“More beds is certainly part of that big picture,” Micoli said, adding that the need for beds can differ for each community -- some may need more substance-abuse beds, while others need beds for children or seniors.
The discussion is taking place against the backdrop of New Jersey closing the Hagedorn psychiatric hospital and replacing the original Greystone Park hospital with a smaller facility, part of a national shift toward outpatient treatment. Currently, there are roughly 3 percent of the psychiatric beds per capita as in 1950, the historic peak.
“Part of the reality is that that has resulted in a larger burden, if you will, being placed on the community mental health system,” Micoli said of the Hagedorn and Greystone closures, adding that there will always be some patients who are a threat to themselves or others if they aren’t treated in an inpatient setting. “We need the right beds in the right places -- we have a population that is seriously, persistently mentally ill.”

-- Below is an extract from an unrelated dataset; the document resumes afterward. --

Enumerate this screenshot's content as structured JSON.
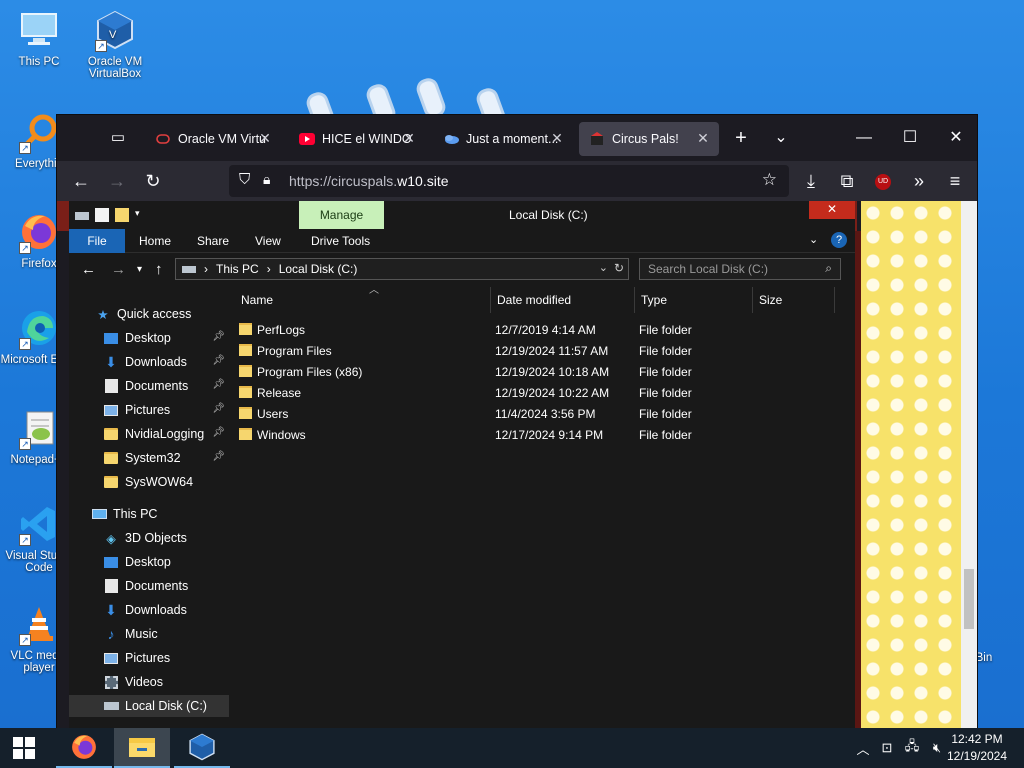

Mary Ditri, NJHA director of professional practice, emphasized that the availability of psychiatric beds is just one of a multitude of issues related to access to behavioral healthcare.
She added that “we appreciate the fact that the Assembly is engaged in the issue.”
“The underlying theme is really understanding where the bed need lies,” she said. “It’s difficult to say in total there is a shortage of beds or to say there isn’t a shortage of beds … it’s really specific to the community.”
It’s not unusual for the state to cancel a call for applications for certificates of need. For example, just this winter, the Department of Health also cancelled CN calls related to adult and pediatric rehabilitation beds and services; intermediate and intensive-care bassinets for newborns; and pediatric and specialized long-term beds and services.
State officials said in cancelling the call that the Department of Health, consulting with the Division of Mental Health and Addiction Services of the Department of Health and Human Services, has monitored the need for new and expanded psychiatric beds and services, and determined there is no indication of present need.
Schaer said legislators have drafted legislation, yet to be introduced, that would call on the state to create a daily registry of available psychiatric beds, so that providers will know what is available. He added that “it doesn’t really solve” the overall problems of shortages.
The CN calls are made on a regular schedule every two years. The next call is scheduled for January 2017, but the legislators said in their letter that they’d like to see Bennett move that date up.
In addition to Schaer, the other legislators who signed the letter are Assembly Speaker Vincent Prieto (D-Hudson), Assemblyman Louis D. Greenwald (D-Camden), Assemblyman Herb Conaway Jr. (D-Burlington), Assemblywoman Valerie Vainieri Huttle (D-Bergen), Assemblyman Craig J. Coughlin (D-Middlesex), and Assemblywoman Pamela R. Lampitt (D-Camden).